One exact copy of the listing, minus the images, is the required answer.
Segment Start: Material for this task
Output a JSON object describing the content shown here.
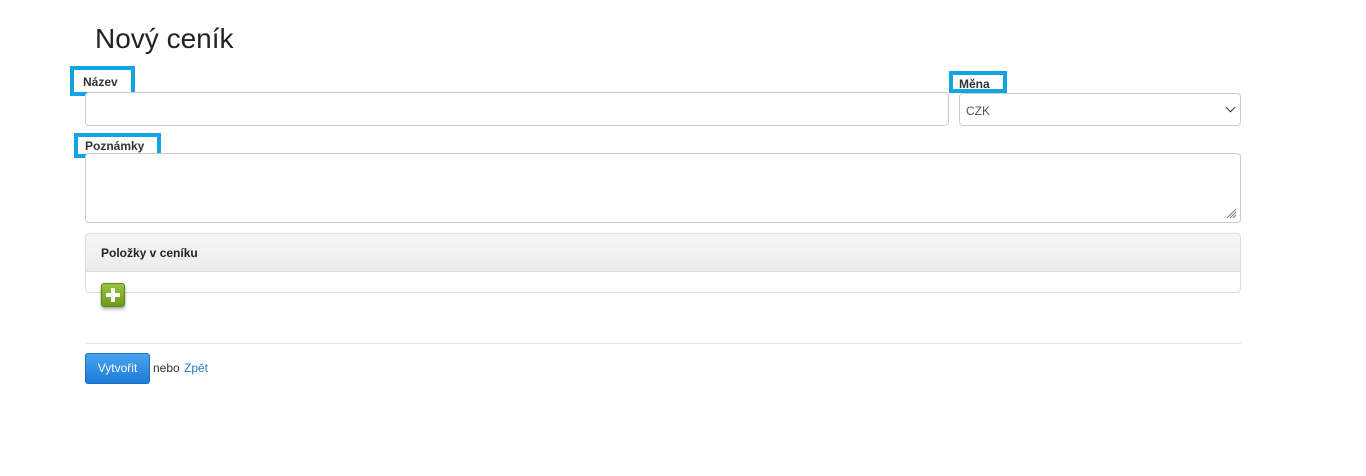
{
  "page": {
    "title": "Nový ceník"
  },
  "form": {
    "name_label": "Název",
    "name_value": "",
    "currency_label": "Měna",
    "currency_value": "CZK",
    "notes_label": "Poznámky",
    "notes_value": ""
  },
  "items_panel": {
    "heading": "Položky v ceníku",
    "add_icon": "plus-icon"
  },
  "actions": {
    "submit_label": "Vytvořit",
    "or_text": "nebo",
    "back_label": "Zpět"
  },
  "colors": {
    "highlight_border": "#12a4e3",
    "primary_button": "#1e7bd6",
    "add_button": "#7aa82a",
    "link": "#2a7bc6"
  }
}
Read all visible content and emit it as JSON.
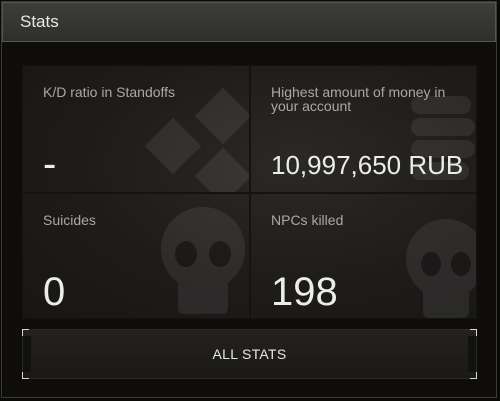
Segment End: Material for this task
_Written answer_:
Output a JSON object describing the content shown here.
{
  "page": {
    "title": "Nový ceník"
  },
  "form": {
    "name_label": "Název",
    "name_value": "",
    "currency_label": "Měna",
    "currency_value": "CZK",
    "notes_label": "Poznámky",
    "notes_value": ""
  },
  "items_panel": {
    "heading": "Položky v ceníku",
    "add_icon": "plus-icon"
  },
  "actions": {
    "submit_label": "Vytvořit",
    "or_text": "nebo",
    "back_label": "Zpět"
  },
  "colors": {
    "highlight_border": "#12a4e3",
    "primary_button": "#1e7bd6",
    "add_button": "#7aa82a",
    "link": "#2a7bc6"
  }
}
Read all visible content and emit it as JSON.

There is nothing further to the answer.